THE bid to reopen a passenger railway line towards Kincardine and Dunfermline has received the backing of elected Wee County representatives last week.

A motion from council leader Councillor Ellen Forson at last Thursday's, June 27, full Clacks Council meeting came to support a fresh funding application for a rail study.

The bid was put forward by members of Go Forth Kincardine last month, with the support of Alloa and Clackmannan community councils.

They are seeking money form the Scottish Government's Local Rail Development Fund to support feasibility studies and appraisals.

The motion for support was backed unanimously with various councillors speaking of the potential benefits.

Cllr Forson's paper also paid tribute to the Alloa to Stirling line, which "far exceeded" expectations with more passengers than originally envisaged in the business case.

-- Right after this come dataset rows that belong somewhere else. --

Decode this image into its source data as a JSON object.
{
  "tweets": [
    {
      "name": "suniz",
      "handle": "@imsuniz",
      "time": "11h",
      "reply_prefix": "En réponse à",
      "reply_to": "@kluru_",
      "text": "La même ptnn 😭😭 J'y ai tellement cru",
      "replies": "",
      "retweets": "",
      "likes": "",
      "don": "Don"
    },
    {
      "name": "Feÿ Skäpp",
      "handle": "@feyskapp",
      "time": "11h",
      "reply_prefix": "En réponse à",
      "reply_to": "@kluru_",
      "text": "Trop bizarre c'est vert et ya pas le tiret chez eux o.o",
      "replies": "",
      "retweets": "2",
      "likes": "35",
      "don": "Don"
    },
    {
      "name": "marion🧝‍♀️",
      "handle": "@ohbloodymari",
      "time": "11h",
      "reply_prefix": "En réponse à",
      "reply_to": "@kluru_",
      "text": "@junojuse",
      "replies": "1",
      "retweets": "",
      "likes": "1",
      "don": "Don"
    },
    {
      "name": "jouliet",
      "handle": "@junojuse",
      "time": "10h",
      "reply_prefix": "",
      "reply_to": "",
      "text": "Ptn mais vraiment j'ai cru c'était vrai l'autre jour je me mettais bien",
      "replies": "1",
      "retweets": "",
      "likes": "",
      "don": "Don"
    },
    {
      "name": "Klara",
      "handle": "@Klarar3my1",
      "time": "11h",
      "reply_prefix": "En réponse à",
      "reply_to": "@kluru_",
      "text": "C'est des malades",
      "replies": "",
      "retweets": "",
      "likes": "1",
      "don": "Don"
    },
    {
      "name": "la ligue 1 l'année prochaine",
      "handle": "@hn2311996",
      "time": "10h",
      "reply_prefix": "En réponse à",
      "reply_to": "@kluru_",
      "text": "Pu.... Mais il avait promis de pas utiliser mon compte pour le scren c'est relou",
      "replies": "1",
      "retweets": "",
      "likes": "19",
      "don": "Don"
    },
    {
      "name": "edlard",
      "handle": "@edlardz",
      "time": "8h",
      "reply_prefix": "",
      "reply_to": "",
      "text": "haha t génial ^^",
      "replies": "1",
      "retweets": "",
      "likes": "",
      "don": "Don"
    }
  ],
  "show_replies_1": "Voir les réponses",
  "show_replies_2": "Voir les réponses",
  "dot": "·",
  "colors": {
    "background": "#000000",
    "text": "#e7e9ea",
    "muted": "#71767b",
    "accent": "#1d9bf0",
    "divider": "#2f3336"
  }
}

Around four million journeys were taken between the two stops in more than 10 years since re-opening.

However, she did explain during the meeting that it took 15 years to push that line forward and that electrification would make it more expensive this time around.

The line between Alloa and Dunfermline is much longer than the Alloa-Stirling stretch, meaning a much greater financial outlay would be required.

The motion also noted "the recent statement from the Scottish Government that, in light of the proposals from Talgo to develop the site of the former Longannet Power Station, Transport Scotland is considering how to maximise rail connectivity to the site".

Talgo, a Spanish train manufacturer, has expressed a serious interest in building a factory, but the council leader was mindful the scale of the development could hinge on a contract bid for the HS2 high speed railway in the UK.

Ultimately, the motion was to formally support the bid for rail study funding and all elected representatives gave their backing.

Labour's Kathleen Martin had been involved with the drive to re-open the lines in her Clackmannan community and was "very pleased" to see the motion coming forward.

Colleague Kenny Earle said that passenger trains getting back on track toward the east could "really open up the area".

Conservative leader Bill Mason, who also attended some recent public meetings that garnered interest, also gave his party's support.